A fat lot of good that is. If our code is failing for some reason, we want to know about it. After all, that’s the whole reason for testing it.
Let’s update the
if statement in our
if not result == expected_result: raise AssertionError else: print "Test passed: Received expected result!"
In fact, we could probably dump the
else clause since it’s of little real importance except for logging purposes:
if not result == expected_result: raise AssertionError
That’s nicer, but Python provides us a shortcut to this
if not … raise AssertionError syntax with the
assert result == expected_result
With that in mind, the
test_get_area_of_rect function should now look like this:
def test_get_area_of_rect(): width = 2 height = 3 expected_result = 6 result = get_area_of_rect( width, height ) assert result == expected_result
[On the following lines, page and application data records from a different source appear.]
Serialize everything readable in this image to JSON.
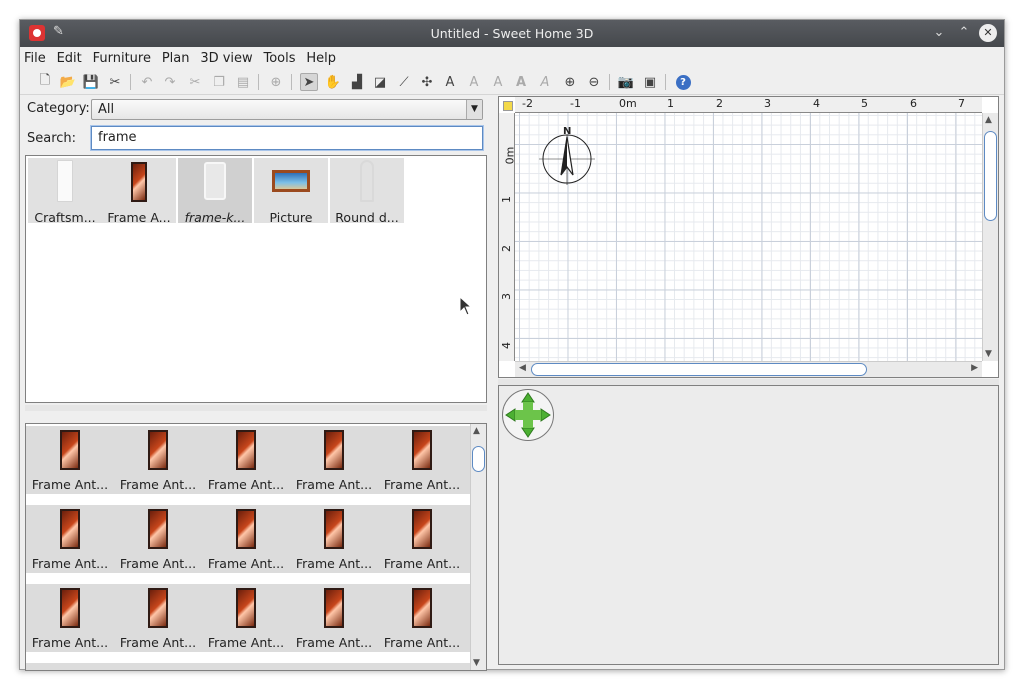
{
  "window": {
    "title": "Untitled - Sweet Home 3D"
  },
  "menu": [
    "File",
    "Edit",
    "Furniture",
    "Plan",
    "3D view",
    "Tools",
    "Help"
  ],
  "catalog": {
    "category_label": "Category:",
    "category_value": "All",
    "search_label": "Search:",
    "search_value": "frame",
    "items": [
      {
        "label": "Craftsm...",
        "icon": "door-icon"
      },
      {
        "label": "Frame A...",
        "icon": "frame-door-icon"
      },
      {
        "label": "frame-k...",
        "icon": "glass-frame-icon"
      },
      {
        "label": "Picture",
        "icon": "picture-icon"
      },
      {
        "label": "Round d...",
        "icon": "round-door-icon"
      }
    ]
  },
  "furniture": {
    "rows": [
      [
        "Frame Ant...",
        "Frame Ant...",
        "Frame Ant...",
        "Frame Ant...",
        "Frame Ant..."
      ],
      [
        "Frame Ant...",
        "Frame Ant...",
        "Frame Ant...",
        "Frame Ant...",
        "Frame Ant..."
      ],
      [
        "Frame Ant...",
        "Frame Ant...",
        "Frame Ant...",
        "Frame Ant...",
        "Frame Ant..."
      ]
    ]
  },
  "plan": {
    "h_ruler": [
      "-2",
      "-1",
      "0m",
      "1",
      "2",
      "3",
      "4",
      "5",
      "6",
      "7"
    ],
    "v_ruler": [
      "0m",
      "1",
      "2",
      "3",
      "4"
    ],
    "compass_label": "N"
  }
}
If we run our test again, we should receive more constructive output, considering our
get_area_of_rect function is still dividing:
>>> test_get_area_of_rect() Traceback (most recent call last): File “”, line 1, in File “”, line 8, in test_get_area_of_rect AssertionError >>>
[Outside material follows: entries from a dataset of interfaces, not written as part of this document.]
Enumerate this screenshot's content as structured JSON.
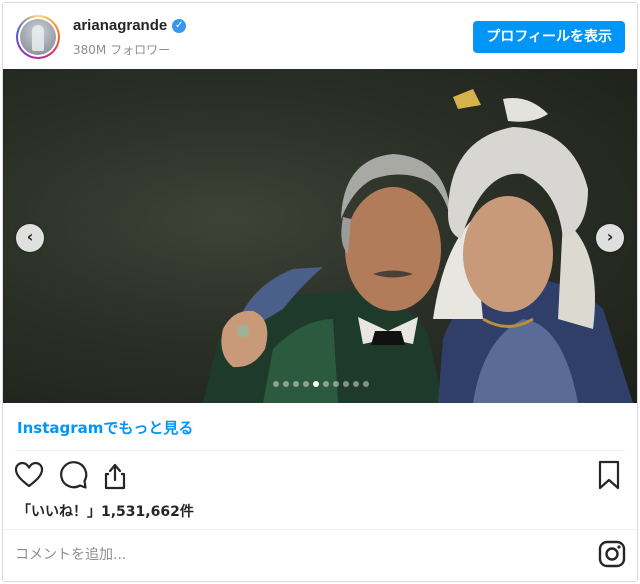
{
  "header": {
    "username": "arianagrande",
    "verified_glyph": "✓",
    "followers": "380M フォロワー",
    "profile_button": "プロフィールを表示"
  },
  "post": {
    "image_alt": "",
    "carousel": {
      "total_slides": 10,
      "active_index": 4
    },
    "nav_prev_glyph": "‹",
    "nav_next_glyph": "›"
  },
  "more_link": "Instagramでもっと見る",
  "actions": {
    "like_icon": "heart-icon",
    "comment_icon": "comment-icon",
    "share_icon": "share-icon",
    "save_icon": "bookmark-icon"
  },
  "likes": {
    "label": "「いいね！」",
    "count": "1,531,662件"
  },
  "comment": {
    "placeholder": "コメントを追加..."
  },
  "colors": {
    "accent": "#0095f6",
    "verified": "#3897f0",
    "text": "#262626",
    "muted": "#8e8e8e"
  }
}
We now have a decent automated test, but we’re only checking a single expected result. If, for instance, we passed in a width of 1 and a height of 1, both multiplication and division would return the same result: 1. This means that we should pass multiple sets of width and height parameters and test against their expected results. Since these parameters will be constant, let’s define them as tuples and loop through them, testing each in turn:
def test_get_area_of_rect(): known_values = ( ( 0, 0, 0 ), ( 1, 1, 1 ), ( 2, 2, 4 ), ( 2, 3, 6 ), ( 3, 0, 0 ) ) for width, height, expected_result in known_values: result = get_area_of_rect( width, height ) assert result == expected_result
As you can see, we’re now passing several sets of parameters. Each set of parameters is valid, and as such, we should expect a successful outcome from our
Now if we run our test, we should get something like the following:
>>> test_get_area_of_rect() Traceback (most recent call last): File “”, line 1, in File “”, line 8, in test_get_area_of_rect File “”, line 2, in get_area_of_rect ZeroDivisionError: integer division or modulo by zero >>>
Ah ha! By passing multiple sets of parameters we’ve uncovered more significant information regarding the
AssertionError that was raised earlier; we have a division by zero error on line 2 of
get_area_of_rect. This has supplied us with all the information we need to fix our error, so let’s take a look at that function again:
def get_area_of_rect( width, height ): # Line 1 return width / height # Line 2
Change the division back to multiplication, like so:
def get_area_of_rect( width, height ): # Line 1 return width * height # Line 2
And then rerun our test:
>>> test_get_area_of_rect() >>>
We get no output at all because the test passed successfully. As the old proverb goes, “no news is good news”.
Now if we add to our original code in the future, we’ll still be able to run this testing code to see what has been affected. What’s more, we can add to it by writing more tests, should the complexity grow. In fact, creating an extensive suite of tests is generally the aim of unit testing, but to do so, it’s a good idea to utilise a testing framework, which I’ll look at in the next post of this series.
Writing tests for code enables more efficient debugging, faster bug fixing, and an overall confidence in the quality of your code. Furthermore, the rest of your team (or whomsoever you’re sharing said code with) will equally have confidence thanks to the tests included.
In brief, here’s what we’ve learnt about unit testing:
In the next post, I’ll be expanding on unit testing by looking at test frameworks, test architecture, code coverage, and other more advanced techniques that can improve your testing environment.